It wasn't until the first men started dying that people really took note. I'd been following the story for years, putting together the pieces, newspaper clipping by newspaper clipping. But not until the death of a man and the appearance of the automatons, like something out of a storefront nickelodeon, did my editors want anything to do with the story.
This was long after news had come out about Madam Curie's scandalous affair, after her second Nobel Prize, this time in Chemistry—nearly two decades in all. Already, she had coined the term "radioactivity" to describe the effects of the new element she had discovered alongside her late husband.
This was a time when radium was the miracle additive, you understand. It could be found in nearly everything: milk and lingerie, toothpaste that guaranteed a brighter smile with every brush. Dangerous in high doses, but weren't all medicines, really?
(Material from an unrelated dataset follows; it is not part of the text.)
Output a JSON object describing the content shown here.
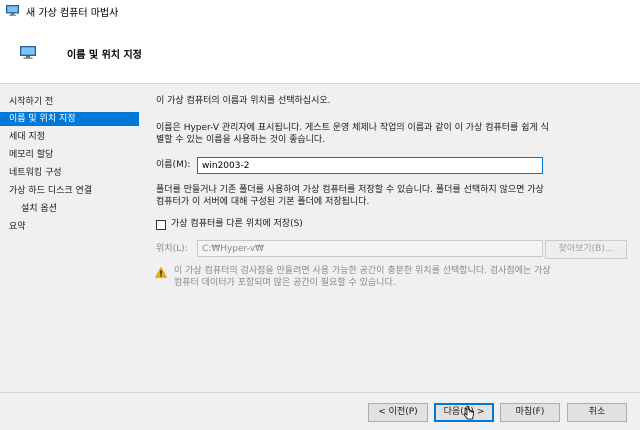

A playboy died of acute radiation poisoning, the FTC citing Radithor to blame. And then there were the local stories nobody else was reporting, clippings my mother sent from The Orange Chronicle and The East Orange Gazette that I collated and collected. The factory girls walked the streets of Orange, photoluminescent dresses glowing at the seams. Ghost girls, they called them, with their eerie ever-present shine.
But the newspapers were full of quiet obituaries, too. Girls glowed, and girls died. That was the story nobody was telling. Certainly not me, and certainly not my editors.
And all the while, the companies maintained their innocence.
This was before humans were banned from working in the factories altogether, mind, when painters still worked alongside the automata on the factory floor. The headlines were quick to take note of that: Metal Workers To Take Over Factory Jobs. The less pessimistic called it the "metallic wave of the future."
How many girls had died by then, do you think?
Radium has a chemical makeup most similar to calcium, to human bone, not metal. You see where this is going? The body mistakes the radium for calcium, depositing the radioactive isotope in bone and marrow, where it slowly begins to decay the skeleton from the inside out.
A girl by the name of Mollie Maggia was one of the first to die, after a dentist pulled that tooth and her mouth filled with pus that wouldn't stop coming. Not until the first male employee died in 1925 did any of the higher-ups really stop to listen, though all this time they'd been wearing their lead aprons and taking care not to touch the paint. [End Page 106]
This was not the story my editors wanted me to cover. A manager in a smart suit waited on my arrival. I introduced myself. "Vera Blake from the Daily Times," I said boldly, holding out a hand. He glanced at it, finally deciding to give it a meager shake.
"You're the newspaper lady?"
"Reporter," I supplied. He didn't seem to care one way or the other.
"Let's get on with it then."
We bypassed the floor full of workbenches, girls and automata working side by side. He gestured down at it, nothing more than a footnote as he explained the new safety measures—a phalanx of metal workers with brass bodies less susceptible to the radiation, and inhuman besides; the new lead panels affixed to the factory walls in bleak contrast to the large, paned windows filtering in emerald-tinted sunlight through the trees. Though that commentary was mine, not his.
Still, no point in asking point blank what all these measures were for if not to protect from the deadly effects of radium. The rumble was they knew—that they had known for longer than anyone was comfortable admitting—which was why the human girls were being slowly replaced.
The explanation was simple enough: automation was the way of the future. The question was whether to grant them any credence.
I was led to a coatroom that glowed eerie green until the electric lights switched on, obscuring the deadly residue of radioluminescence. An automaton was escorted in by a factory girl in a drop...